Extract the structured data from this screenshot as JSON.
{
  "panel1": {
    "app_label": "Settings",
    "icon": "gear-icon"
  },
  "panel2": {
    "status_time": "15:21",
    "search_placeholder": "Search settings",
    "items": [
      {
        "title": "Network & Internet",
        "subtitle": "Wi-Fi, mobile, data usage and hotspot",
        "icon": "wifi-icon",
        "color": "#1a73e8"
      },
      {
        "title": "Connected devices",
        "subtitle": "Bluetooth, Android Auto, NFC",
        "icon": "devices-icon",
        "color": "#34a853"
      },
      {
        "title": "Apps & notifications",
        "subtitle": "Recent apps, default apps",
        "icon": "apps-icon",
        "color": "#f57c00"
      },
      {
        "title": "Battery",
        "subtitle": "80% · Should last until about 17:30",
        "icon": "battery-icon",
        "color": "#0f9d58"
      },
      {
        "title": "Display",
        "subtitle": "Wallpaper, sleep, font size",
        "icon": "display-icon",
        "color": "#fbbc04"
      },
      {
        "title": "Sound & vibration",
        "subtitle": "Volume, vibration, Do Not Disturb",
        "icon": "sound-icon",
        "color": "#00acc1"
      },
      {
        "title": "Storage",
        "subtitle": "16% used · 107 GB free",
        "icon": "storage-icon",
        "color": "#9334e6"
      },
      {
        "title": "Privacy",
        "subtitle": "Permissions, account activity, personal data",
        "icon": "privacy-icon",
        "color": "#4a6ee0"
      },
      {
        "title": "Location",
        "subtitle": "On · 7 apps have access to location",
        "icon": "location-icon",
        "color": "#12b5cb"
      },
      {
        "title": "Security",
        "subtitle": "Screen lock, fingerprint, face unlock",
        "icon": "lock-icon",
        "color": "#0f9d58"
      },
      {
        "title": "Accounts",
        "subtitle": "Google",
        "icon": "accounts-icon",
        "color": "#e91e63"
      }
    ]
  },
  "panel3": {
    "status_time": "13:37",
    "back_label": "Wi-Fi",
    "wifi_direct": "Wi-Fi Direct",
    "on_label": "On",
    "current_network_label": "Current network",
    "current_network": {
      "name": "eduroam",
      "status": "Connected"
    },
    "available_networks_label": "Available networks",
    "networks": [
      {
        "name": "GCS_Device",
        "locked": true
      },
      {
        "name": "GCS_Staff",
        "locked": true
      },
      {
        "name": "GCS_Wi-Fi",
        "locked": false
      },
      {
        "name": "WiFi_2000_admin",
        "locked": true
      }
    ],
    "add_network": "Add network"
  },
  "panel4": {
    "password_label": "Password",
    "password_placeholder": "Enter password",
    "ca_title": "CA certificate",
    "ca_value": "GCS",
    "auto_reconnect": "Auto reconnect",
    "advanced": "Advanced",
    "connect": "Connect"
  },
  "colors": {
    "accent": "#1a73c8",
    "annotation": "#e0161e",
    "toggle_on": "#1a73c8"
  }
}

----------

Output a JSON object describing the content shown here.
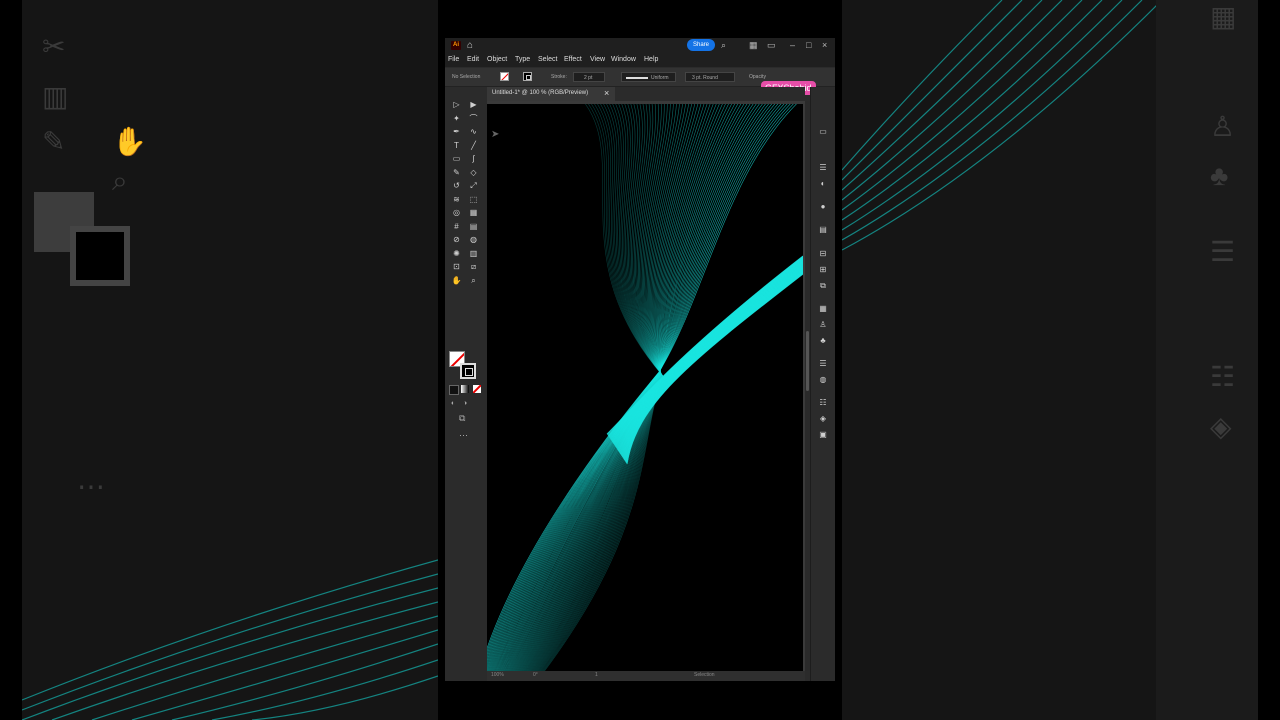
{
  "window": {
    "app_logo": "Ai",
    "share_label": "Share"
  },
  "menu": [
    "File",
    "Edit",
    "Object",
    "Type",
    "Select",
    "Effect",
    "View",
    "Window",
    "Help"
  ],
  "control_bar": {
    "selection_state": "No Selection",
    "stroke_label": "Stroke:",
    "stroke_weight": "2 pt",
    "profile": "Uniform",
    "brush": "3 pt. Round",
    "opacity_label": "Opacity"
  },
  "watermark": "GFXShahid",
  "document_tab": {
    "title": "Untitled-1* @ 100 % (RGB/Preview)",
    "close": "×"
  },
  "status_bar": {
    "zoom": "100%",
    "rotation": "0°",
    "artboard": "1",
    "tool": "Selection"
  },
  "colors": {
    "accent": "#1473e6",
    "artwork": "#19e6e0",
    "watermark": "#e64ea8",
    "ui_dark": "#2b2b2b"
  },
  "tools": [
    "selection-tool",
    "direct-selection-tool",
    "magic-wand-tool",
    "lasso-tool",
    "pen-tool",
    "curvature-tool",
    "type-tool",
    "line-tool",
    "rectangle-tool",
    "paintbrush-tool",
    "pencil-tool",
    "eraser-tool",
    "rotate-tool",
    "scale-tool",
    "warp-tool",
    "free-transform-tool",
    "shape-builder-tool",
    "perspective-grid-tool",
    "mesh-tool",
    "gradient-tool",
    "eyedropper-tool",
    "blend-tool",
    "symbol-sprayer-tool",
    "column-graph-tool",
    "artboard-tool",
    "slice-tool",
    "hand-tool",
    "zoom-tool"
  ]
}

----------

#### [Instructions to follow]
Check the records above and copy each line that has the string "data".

#### [The completed task]
Extract the structured data from this screenshot as JSON.
        "subtitle": "Wi-Fi, mobile, data usage and hotspot",
        "subtitle": "Permissions, account activity, personal data",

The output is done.